as interesting as the discussion about what rank O'Brien actually was, it's not something that concerns me personally (as far as i'm concerned he was a non-commissioned officer and i'm happy with that) but what i don't understand is why - what was the thinking here
lets ignore the rank question and assume that he was always an NCO.....why was this?......was it something to do with his military background - it's easy to think of starfleet as nothing more than the military wing of the federation but it was also primarily the institution that dealt with the exploration of space so in this instance, was O'Brien an experienced military man who in peace time, decided to change career or was it due to not attending starfleet academy so he was purely commissioned based on his skill set (why not attempt to become an officer when it was clear he wanted to stay in starfleet)
maybe i don't fully understand the military stuff (if that is the thinking behind it) but i still cannot fathom why they made him an NCO - why bother with this - what's the point - and the writers seemed to want to make this a noticeable thing about his character - what for
does it really make sense for NCO's to still exist in the context of starfleet - and on the exploration flagship in particular - what is it i'm missing
In today's armies, where being a soldier is a paid job first and foremost, a non-commissioned officer is somebody who joins the force for a specific length of time to get the money (and the training and working experience that may also be of use in civilian life), then gets out and goes on with his life - but unlike the regular grunt, this somebody decided to go through the effort to get into a commanding (and better paid) position during his stay in the military, and thus became a Petty Officer or even a Chief Petty Officer (which is navyspeak for various sorts of sergeant). A commissioned officer chooses the military life as a lifestyle, gets higher-level, "academic" training that is of very little use in the civilian world, and either stays in the force till advanced age, or at least can be recalled to perform his (fairly non-physical) duties at a much greater age than any of the enlisted folks.
Or at least this is the original setup, long since outdated by various developments. Essentially, it dates back to the days when nations only paid for a central core of officers to be full-time soldiers, and drafted/hired/otherwise acquired the rest of the fighting force as needed.

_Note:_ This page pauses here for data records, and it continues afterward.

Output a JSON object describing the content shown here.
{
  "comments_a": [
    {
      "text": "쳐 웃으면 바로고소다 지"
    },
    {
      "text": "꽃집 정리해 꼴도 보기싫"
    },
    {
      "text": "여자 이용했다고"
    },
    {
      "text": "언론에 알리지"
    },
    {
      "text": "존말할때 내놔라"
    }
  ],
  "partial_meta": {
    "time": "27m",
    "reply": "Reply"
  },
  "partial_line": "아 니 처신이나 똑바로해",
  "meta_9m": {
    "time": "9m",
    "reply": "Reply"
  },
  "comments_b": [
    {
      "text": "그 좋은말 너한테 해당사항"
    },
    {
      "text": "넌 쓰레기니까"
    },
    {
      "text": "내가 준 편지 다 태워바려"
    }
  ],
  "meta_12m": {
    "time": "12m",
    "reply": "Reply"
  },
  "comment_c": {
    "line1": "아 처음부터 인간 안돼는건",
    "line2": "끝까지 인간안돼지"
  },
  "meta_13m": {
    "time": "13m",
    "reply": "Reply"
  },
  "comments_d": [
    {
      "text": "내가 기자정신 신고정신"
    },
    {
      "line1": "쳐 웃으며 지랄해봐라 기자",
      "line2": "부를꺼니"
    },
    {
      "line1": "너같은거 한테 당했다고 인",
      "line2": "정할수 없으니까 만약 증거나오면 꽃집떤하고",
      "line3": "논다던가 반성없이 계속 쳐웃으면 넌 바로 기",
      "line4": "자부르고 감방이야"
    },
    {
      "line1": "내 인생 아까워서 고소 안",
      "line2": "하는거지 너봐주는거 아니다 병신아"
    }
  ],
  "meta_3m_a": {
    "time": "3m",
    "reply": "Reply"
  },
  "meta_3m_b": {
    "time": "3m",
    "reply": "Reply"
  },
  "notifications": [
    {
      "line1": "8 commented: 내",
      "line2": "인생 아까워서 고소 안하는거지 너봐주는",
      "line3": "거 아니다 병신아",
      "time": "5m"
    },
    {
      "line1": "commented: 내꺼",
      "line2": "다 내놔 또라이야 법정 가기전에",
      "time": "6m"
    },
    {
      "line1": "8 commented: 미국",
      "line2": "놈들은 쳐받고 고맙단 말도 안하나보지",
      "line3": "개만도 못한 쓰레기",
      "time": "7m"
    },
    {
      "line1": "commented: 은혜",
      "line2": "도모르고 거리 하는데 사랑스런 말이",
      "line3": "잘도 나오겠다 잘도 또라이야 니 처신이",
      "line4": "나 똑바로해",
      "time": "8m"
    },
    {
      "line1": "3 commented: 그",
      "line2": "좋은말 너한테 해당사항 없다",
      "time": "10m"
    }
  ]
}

Nevertheless, the idea of the enlisted men as the "ordinary folks", the "not really soldiers save for the circumstances", persists. And O'Brien being an engineering specialist makes him even more the non-soldier; him being a family man of some age and gravitas, still more so. That's his dramatic role in this context. Basically, officer characters are paid for sending people to die; enlisted characters are paid to die. The sympathies of the audience are correspondingly guided. Although a "sarge" like O'Brien falls somewhere in between, being forced to send underlings to die, his motivation in a scene is still that of surviving the mission imposed upon him by the officers, and helping his men survive it as well, in a fatherly or even motherly way. Of course, him being an engineer takes away some of this stereotype, but it surfaces now and then, in episodes like "The Ship".
thanks that was helpful